■ Your instructions:
Your answer should be the records again, unchanged in wording and free of images.

(Dataset items)
*** Block opens ***
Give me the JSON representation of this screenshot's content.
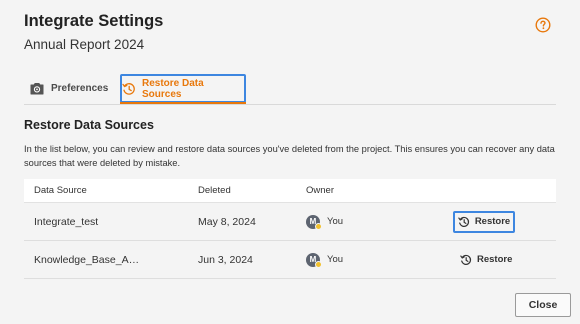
{
  "dialog": {
    "title": "Integrate Settings",
    "subtitle": "Annual Report 2024",
    "help_icon": "help-circle-icon",
    "accent_color": "#e8780c",
    "focus_color": "#3d86e0"
  },
  "tabs": [
    {
      "label": "Preferences",
      "icon": "preferences-icon",
      "active": false
    },
    {
      "label": "Restore Data Sources",
      "icon": "restore-history-icon",
      "active": true
    }
  ],
  "section": {
    "title": "Restore Data Sources",
    "description": "In the list below, you can review and restore data sources you've deleted from the project. This ensures you can recover any data sources that were deleted by mistake."
  },
  "table": {
    "columns": [
      "Data Source",
      "Deleted",
      "Owner"
    ],
    "rows": [
      {
        "name": "Integrate_test",
        "deleted": "May 8, 2024",
        "owner_initial": "M",
        "owner": "You",
        "action": "Restore"
      },
      {
        "name": "Knowledge_Base_A…",
        "deleted": "Jun 3, 2024",
        "owner_initial": "M",
        "owner": "You",
        "action": "Restore"
      }
    ]
  },
  "footer": {
    "close_label": "Close"
  }
}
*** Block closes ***
■ Answer box:
Give me the JSON representation of this screenshot's content.
{
  "dialog": {
    "title": "Integrate Settings",
    "subtitle": "Annual Report 2024",
    "help_icon": "help-circle-icon",
    "accent_color": "#e8780c",
    "focus_color": "#3d86e0"
  },
  "tabs": [
    {
      "label": "Preferences",
      "icon": "preferences-icon",
      "active": false
    },
    {
      "label": "Restore Data Sources",
      "icon": "restore-history-icon",
      "active": true
    }
  ],
  "section": {
    "title": "Restore Data Sources",
    "description": "In the list below, you can review and restore data sources you've deleted from the project. This ensures you can recover any data sources that were deleted by mistake."
  },
  "table": {
    "columns": [
      "Data Source",
      "Deleted",
      "Owner"
    ],
    "rows": [
      {
        "name": "Integrate_test",
        "deleted": "May 8, 2024",
        "owner_initial": "M",
        "owner": "You",
        "action": "Restore"
      },
      {
        "name": "Knowledge_Base_A…",
        "deleted": "Jun 3, 2024",
        "owner_initial": "M",
        "owner": "You",
        "action": "Restore"
      }
    ]
  },
  "footer": {
    "close_label": "Close"
  }
}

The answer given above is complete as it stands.